Exercise: Go through the entries below, tally each line that has the word "title", and give only the total.

Component data from apps and pages:
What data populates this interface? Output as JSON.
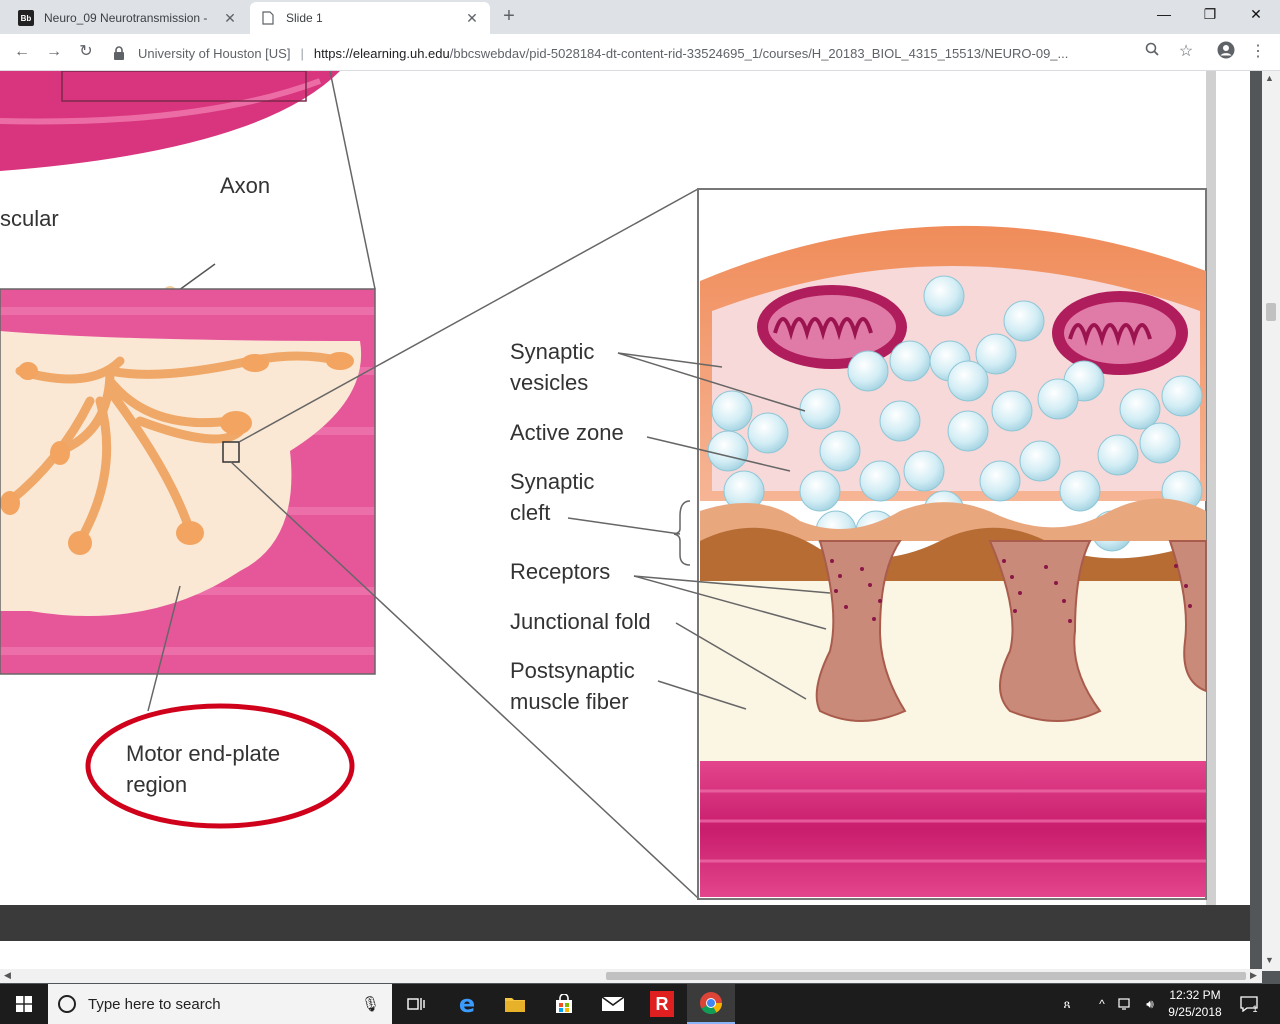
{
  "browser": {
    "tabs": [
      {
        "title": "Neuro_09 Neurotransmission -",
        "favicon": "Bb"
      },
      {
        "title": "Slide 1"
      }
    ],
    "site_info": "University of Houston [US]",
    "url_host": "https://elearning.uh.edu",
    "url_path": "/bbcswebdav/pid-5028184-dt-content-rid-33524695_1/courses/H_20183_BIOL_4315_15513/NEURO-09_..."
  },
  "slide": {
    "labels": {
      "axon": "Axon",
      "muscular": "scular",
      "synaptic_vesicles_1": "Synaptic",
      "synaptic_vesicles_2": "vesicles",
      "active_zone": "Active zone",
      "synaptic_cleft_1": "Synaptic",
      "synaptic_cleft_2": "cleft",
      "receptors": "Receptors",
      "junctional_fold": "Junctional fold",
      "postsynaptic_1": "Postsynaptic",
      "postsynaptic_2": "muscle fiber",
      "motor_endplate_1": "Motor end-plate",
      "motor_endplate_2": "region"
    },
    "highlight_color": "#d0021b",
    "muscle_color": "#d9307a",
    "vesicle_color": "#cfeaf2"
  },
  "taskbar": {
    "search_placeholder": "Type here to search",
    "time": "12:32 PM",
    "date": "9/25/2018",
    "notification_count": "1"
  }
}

Completed exercise: 2